*** Available data Section Begins ***

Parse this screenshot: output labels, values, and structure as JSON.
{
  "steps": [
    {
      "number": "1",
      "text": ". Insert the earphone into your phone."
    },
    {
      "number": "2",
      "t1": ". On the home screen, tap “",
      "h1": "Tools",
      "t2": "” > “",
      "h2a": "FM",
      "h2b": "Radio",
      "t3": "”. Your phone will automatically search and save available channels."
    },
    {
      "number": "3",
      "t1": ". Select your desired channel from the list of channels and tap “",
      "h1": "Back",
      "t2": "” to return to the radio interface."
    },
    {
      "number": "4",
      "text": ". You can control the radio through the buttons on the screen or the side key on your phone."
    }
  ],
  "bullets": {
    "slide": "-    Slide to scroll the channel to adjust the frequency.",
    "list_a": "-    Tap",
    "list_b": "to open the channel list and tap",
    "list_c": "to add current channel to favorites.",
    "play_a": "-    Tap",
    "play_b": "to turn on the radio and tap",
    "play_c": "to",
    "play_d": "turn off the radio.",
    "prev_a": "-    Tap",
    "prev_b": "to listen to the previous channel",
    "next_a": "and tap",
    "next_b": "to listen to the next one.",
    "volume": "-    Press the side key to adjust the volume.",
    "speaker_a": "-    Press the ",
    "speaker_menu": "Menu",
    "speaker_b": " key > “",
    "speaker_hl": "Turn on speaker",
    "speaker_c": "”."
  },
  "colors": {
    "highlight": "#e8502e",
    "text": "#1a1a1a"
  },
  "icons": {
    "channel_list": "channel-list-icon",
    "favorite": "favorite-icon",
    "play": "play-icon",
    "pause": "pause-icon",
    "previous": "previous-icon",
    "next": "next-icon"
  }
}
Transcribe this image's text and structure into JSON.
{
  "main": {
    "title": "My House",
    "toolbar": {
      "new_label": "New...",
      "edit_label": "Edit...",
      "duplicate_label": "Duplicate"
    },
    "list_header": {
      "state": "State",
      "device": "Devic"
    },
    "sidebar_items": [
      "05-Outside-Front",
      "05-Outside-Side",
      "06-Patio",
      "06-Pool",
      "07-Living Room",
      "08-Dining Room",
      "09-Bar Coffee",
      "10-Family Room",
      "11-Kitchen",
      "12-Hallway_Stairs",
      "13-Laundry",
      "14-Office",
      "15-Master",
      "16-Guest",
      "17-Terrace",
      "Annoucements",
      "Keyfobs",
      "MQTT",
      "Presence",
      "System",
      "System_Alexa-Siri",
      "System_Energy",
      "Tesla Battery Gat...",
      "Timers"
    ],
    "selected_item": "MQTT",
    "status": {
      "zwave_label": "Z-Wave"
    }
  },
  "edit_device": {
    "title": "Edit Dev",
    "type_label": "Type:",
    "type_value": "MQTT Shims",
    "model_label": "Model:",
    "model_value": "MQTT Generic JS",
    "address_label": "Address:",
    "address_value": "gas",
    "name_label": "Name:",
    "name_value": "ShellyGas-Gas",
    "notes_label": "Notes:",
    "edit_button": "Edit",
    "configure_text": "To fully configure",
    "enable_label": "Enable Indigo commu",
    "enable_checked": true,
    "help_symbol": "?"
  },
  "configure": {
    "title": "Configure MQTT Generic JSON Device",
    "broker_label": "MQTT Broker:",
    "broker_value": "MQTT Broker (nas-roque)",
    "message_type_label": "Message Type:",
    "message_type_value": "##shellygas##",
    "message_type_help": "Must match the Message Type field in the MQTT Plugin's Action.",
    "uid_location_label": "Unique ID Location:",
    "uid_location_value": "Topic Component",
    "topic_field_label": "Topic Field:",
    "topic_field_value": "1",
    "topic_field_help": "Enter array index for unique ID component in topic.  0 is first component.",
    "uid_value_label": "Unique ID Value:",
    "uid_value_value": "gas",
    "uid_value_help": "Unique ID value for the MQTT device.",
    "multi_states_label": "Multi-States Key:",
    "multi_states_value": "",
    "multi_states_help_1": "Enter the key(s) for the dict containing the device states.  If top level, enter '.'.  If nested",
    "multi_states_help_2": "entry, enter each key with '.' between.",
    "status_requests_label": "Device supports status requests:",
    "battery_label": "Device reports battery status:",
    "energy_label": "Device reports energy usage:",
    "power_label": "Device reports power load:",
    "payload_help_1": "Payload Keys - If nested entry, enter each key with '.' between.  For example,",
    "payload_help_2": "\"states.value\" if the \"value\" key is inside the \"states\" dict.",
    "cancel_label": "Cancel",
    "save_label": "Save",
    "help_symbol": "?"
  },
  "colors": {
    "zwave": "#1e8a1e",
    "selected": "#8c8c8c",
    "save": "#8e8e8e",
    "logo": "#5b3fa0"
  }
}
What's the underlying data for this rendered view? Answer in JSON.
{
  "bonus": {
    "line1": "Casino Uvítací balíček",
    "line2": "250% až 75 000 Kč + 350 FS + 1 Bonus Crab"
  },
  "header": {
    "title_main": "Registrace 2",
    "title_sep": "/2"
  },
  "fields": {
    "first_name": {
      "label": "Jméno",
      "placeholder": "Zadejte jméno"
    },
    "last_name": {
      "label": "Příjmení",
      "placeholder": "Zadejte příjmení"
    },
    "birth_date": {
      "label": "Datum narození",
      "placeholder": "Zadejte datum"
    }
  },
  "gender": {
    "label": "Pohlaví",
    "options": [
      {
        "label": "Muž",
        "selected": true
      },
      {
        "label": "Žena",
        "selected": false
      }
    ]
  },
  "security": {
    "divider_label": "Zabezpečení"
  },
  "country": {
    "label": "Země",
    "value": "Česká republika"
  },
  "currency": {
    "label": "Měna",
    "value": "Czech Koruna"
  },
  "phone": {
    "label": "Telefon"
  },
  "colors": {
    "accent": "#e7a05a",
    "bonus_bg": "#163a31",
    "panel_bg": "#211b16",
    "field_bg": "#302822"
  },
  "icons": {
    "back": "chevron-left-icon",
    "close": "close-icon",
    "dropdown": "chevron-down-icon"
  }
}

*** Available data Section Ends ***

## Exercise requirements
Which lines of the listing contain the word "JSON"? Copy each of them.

## Result
Parse this screenshot: output labels, values, and structure as JSON.
Transcribe this image's text and structure into JSON.
    "title": "Configure MQTT Generic JSON Device",
What's the underlying data for this rendered view? Answer in JSON.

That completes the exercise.